     linoleum in that hospital hall. Stroke and dementia 
had softened my father, made him kinder. He seemed to 
     appreciate us all more. “You’re a better father than I 

he said one night after he’d watched me coach Will in some 
     peewee basketball game and if he wasn’t my father 
I would have hugged him, but I needed a stroke myself to 
     break the habits of our long history. “Thanks” is all I 
     could sputter, 
not “The rules have changed. You did your best.” In class, a 
     student said, “You forget 90% of your dreams 

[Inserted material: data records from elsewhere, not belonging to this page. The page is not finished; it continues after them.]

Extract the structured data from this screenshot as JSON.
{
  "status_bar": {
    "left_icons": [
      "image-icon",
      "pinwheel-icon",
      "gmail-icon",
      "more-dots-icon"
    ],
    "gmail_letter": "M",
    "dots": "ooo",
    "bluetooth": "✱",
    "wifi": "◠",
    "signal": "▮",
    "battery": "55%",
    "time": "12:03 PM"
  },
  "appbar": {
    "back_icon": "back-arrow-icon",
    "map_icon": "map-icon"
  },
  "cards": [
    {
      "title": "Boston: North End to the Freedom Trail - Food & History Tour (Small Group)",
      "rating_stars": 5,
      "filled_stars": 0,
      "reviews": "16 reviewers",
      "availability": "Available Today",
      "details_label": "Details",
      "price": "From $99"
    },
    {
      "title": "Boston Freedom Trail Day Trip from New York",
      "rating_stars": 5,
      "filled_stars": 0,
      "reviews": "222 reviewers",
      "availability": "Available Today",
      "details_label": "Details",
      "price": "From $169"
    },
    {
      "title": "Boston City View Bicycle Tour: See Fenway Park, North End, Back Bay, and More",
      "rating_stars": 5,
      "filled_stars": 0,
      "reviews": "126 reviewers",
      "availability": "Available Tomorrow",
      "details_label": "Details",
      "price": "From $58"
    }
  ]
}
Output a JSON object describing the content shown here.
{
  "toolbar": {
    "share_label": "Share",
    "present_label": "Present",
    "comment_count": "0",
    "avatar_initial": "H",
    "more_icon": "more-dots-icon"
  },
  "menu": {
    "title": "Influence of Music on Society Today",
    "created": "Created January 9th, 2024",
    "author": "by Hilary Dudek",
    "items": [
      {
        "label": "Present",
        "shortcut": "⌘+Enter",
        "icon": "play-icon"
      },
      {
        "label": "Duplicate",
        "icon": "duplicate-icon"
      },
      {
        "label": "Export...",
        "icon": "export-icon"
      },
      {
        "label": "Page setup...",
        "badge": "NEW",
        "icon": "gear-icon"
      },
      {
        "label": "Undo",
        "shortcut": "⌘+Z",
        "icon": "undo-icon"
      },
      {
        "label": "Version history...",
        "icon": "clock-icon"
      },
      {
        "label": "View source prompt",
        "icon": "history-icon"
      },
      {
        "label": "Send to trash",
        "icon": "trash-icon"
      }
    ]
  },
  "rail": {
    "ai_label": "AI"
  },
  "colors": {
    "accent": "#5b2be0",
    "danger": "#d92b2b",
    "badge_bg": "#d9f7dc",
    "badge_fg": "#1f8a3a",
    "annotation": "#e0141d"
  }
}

in the first ten minutes you’re awake.” What percent of my 
     dreams did I forget by age twenty? The list of failings 
my thirteen-year-old self nurtures increases by one. Some 
     Septembers the freshmen boys’ attempts to saunter down 
     the halls 
are so uncertain, it’s as if the ground is shifting. I want to 
     shout, “Man on the floor!” to embolden their strides 

if only for a moment. I think of having yelled at my own son, 
     now probably back from school and rooted 
to the couch and his computer, and I cringe at how much I 
     sounded like my own father: sarcastic, impatient,
wanting the problem solved now. When I open the door he’s 
     already glued to his laptop eating Chex Mix. “Sorry,” I 
“What?” he says, trying to keep one eye on me and one on the 
     screen. “I’m an idiot,” I say. And he flips it shut 
and says, “What?” Before I can say, “But …” the dog starts 
     barking and    barking. I don’t know what he’s trying to 
I kneel on the floor to calm him, but his barking grows more 
     frenzied, his furious tail sweeps magazines off the tables.  

The dog picks up a toy and begins a high-pitched whine that 
     sounds like singing. My son is asking, “What are you 
I shake my head. It doesn’t matter what I say, just what I do. 
     The dog keeps singing. My son’s brow furrows in 
     confusion and concern.
But I can only lay back on the floor, close my eyes and slow 
     my breath as if I could fall asleep and wake up and start 
     all over again.

[Courtesy of RATTLE]

Fred Neil - Water is Wide
30 plays


By Bob Hicock

I called a man today. After he said
hello and I said hello came a pause
during which it would have been

confusing to say hello again so I said
how are you doing and guess what, he said
fine and wondered aloud how I was

and it turns out I’m OK. He
was on the couch watching cars
painted with ads for Budweiser follow cars

painted with ads for Tide around an oval
that’s a metaphor for life because
most of us run out of gas and settle

for getting drunk in the stands
and shouting at someone in a t-shirt
we want kraut on our dog. I said

he could have his job back and during
the pause that followed his whiskers
scrubbed the mouthpiece clean

and his breath passed in and out
in the tidal fashion popular
with mammals until he broke through

with the words how soon thank you
ohmyGod which crossed his lips and drove
through the wires on the backs of ions

as one long word as one hard prayer
of relief meant to be heard
by the sky. When he began to cry I tried

with the shape of my silence to say
I understood but each confession
of fear and poverty was more awkward

than what you learn in the shower.
After he hung up I went outside and sat
with one hand in the bower of the other

and thought if I turn my head to the left
it changes the song of the oriole
and if I give a job to one stomach other

forks are naked and if tonight a steak
sizzles in his kitchen do the seven
other people staring at their phones


Bob Martin - Hotel St. James
28 plays


By John Balaban 

At dusk, by the irrigation ditch
gurgling past backyards near the highway,
locusts raise a maze of calls in cottonwoods.

A Spanish girl in a white party dress
strolls the levee by the muddy water
where her small sister plunks in stones.

Beyond a low adobe wall and a wrecked car
men are pitching horseshoes in a dusty lot.
Someone shouts as he clangs in a ringer.

Big winds buffet in ahead of a storm,
rocking the immense trees and whipping up
clouds of dust, wild leaves, and cottonwool.

In the moment when the locusts pause and the girl
presses her up-fluttering dress to her bony knees
you can hear a banjo, guitar, and fiddle

playing “The Mississippi Sawyer” inside a shack.
Moments like that, you can love this country.

Dave Alvin - King Of California
34 plays